From Six to ?: A History of the European Community and Its Potential for Enlargement
MetadataShow full item record
The recent changes in Eastern Europe have widened the scope for potential European integration. This development has occurred on the eve of EC92, when the European Community implements its program for greater Community integration. Hopes of Eastern Europeans to join their neighbors to the West in political and economic union have come at a time when Western Europeans are looking to unite and improve European interests. The opening up of the East may enable the West, in particular the EC, to realize its goal of a united Europe of diversified nations and peoples. However, there is no guarantee that the EC will open itself up to the nations of Eastern Europe to become members. Whatever occurs will take time to develop and to implement. In order to achieve the successful integration of the Eastern European nations into the EC, political and economic reforms must take place in the East to create systematic continuity between East and West. This will take time and great economic aid from the West, but it will assist the East in overcoming its inherent economic problems and prepare a solid foundation on which the future of the East will rest. The West is utilizing its own initiatives in supporting the move towards democratic goals in the East and in the liberalization of the East's economy. Gradual exposure to Western standards will allow the East to become accustomed to the changes necessary for success according to Western ideals. The dream of a unified Europe has been on the minds of Western Europeans for some time, while this concept is relatively new to Eastern Europe. The West has a history of attempts at integration ranging from Benelux to the European Economic Community. In the East, Comecon was the only attempt at unification, and its main purpose was to support the Soviet economy with the help of its satellite states. The EC has suffered from many problems over the years and has gone through changes, yet it has stood the test of time. The creation of the Single European Act is a testament to the belief that the EC can and will continue into the future. Comecon has also been full of problems, but with the falling of the "Wall II and the many attempts at converting old communist governments into working democracies, the Central and Eastern Europeans are showing their will and their understanding of what it will take for their nations to survive in the twenty-first century. To them, the EC offers hope and a future. It will take much time and effort to coordinate the East and the West into a viable working organization.

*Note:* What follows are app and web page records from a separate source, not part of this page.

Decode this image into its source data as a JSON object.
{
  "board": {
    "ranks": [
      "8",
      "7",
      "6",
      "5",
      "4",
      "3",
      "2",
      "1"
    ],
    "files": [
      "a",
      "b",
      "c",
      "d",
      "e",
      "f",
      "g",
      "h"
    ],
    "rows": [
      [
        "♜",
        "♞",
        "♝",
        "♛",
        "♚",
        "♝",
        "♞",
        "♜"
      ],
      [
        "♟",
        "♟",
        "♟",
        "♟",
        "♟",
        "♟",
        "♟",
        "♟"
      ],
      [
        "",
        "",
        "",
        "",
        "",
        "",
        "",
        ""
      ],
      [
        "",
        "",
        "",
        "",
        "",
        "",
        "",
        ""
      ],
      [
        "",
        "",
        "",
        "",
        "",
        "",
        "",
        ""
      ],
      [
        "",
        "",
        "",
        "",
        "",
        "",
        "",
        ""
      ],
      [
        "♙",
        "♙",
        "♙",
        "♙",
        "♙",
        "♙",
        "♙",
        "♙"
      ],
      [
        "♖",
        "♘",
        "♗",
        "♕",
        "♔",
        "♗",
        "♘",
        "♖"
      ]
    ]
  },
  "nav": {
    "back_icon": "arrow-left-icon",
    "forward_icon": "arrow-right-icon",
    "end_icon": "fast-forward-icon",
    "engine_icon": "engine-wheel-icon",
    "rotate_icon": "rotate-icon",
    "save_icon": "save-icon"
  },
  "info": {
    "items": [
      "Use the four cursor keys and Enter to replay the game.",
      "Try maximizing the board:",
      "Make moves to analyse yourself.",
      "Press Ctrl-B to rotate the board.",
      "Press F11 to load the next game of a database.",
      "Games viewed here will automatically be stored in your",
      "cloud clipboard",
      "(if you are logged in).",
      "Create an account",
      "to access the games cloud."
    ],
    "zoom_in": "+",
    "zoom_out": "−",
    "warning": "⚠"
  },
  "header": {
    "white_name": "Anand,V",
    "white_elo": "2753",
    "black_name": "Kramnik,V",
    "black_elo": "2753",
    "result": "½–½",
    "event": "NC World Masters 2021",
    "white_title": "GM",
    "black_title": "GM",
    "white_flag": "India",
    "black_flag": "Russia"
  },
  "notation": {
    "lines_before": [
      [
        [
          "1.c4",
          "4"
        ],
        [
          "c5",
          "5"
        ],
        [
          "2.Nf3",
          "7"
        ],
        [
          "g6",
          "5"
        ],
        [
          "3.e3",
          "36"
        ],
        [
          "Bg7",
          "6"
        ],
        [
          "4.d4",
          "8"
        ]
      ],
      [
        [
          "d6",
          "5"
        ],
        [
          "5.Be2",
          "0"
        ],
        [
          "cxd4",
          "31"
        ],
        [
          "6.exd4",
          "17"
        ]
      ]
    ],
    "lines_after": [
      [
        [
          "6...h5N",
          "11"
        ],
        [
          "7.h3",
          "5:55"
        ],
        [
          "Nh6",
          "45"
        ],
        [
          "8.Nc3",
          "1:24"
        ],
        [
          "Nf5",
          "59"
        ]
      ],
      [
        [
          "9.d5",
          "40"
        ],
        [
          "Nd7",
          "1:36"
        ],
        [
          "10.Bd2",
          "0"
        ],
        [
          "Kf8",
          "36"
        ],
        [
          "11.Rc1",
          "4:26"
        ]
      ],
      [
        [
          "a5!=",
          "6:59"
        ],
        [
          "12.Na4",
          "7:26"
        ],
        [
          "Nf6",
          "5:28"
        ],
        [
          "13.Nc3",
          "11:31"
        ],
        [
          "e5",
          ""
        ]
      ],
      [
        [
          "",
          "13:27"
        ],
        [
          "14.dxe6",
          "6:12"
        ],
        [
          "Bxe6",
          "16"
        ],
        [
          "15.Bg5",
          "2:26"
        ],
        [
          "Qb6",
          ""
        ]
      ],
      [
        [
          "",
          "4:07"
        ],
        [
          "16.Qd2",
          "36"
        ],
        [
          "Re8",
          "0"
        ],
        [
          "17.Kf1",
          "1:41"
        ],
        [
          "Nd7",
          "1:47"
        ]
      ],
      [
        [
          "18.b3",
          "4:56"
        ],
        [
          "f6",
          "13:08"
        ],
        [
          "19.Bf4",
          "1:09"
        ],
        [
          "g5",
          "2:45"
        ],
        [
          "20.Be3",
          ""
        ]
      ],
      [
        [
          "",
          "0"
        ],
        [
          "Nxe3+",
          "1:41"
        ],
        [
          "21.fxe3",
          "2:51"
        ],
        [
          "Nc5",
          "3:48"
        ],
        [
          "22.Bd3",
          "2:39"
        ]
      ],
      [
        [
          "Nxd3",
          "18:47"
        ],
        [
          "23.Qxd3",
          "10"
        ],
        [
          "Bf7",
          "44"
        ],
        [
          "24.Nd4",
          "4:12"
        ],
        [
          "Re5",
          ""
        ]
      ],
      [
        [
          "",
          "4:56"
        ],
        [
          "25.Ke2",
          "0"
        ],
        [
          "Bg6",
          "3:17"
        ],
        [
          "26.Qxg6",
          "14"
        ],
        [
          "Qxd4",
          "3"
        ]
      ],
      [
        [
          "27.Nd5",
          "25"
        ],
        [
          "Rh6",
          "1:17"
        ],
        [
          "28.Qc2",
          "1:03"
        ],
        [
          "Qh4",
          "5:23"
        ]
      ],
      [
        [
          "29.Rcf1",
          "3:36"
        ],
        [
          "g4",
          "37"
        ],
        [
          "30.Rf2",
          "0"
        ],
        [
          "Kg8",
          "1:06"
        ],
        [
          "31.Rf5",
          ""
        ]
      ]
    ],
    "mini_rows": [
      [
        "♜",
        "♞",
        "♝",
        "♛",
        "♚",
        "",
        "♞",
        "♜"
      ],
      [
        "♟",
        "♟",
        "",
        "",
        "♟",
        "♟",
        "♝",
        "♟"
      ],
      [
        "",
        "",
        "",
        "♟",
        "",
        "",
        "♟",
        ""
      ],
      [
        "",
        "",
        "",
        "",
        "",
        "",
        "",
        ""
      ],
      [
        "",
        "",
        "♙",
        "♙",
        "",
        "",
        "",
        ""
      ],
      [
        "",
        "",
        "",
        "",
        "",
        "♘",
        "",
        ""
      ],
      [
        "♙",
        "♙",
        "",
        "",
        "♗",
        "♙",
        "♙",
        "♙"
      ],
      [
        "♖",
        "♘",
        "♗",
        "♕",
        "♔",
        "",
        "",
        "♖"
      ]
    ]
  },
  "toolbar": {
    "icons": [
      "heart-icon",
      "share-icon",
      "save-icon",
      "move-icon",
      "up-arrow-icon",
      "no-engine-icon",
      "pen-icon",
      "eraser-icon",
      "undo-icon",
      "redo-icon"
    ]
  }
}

Both sides will need to go through changes, the East facing the more radical and all-encompassing of these changes. Only in time will it be apparent if enlargement will occur in the EC. Only time will tell if countries from Eastern Europe will be part of the EC's enlargement process.